Should a line in the entries below contain "handle", return that line.

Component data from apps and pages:
• • • • • • •

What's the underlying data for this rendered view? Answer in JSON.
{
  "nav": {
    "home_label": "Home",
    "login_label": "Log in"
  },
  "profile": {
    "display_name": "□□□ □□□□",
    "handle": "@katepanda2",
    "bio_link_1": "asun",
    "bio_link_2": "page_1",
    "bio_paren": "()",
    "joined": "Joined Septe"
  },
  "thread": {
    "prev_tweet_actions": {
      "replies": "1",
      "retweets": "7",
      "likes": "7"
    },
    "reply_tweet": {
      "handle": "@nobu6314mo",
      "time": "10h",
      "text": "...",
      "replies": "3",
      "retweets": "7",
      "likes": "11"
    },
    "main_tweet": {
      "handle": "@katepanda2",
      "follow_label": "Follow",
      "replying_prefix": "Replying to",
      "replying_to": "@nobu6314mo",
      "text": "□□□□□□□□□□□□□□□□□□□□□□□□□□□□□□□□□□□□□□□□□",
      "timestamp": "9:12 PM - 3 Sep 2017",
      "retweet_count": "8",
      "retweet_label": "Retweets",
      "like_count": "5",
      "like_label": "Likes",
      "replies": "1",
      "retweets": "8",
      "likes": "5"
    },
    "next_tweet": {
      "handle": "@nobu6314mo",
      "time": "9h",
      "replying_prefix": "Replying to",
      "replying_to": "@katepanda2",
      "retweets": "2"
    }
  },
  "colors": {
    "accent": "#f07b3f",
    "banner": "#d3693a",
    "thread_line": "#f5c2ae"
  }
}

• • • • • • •

**Output for this task**:
    "handle": "@katepanda2",
      "handle": "@nobu6314mo",
      "handle": "@katepanda2",
      "handle": "@nobu6314mo",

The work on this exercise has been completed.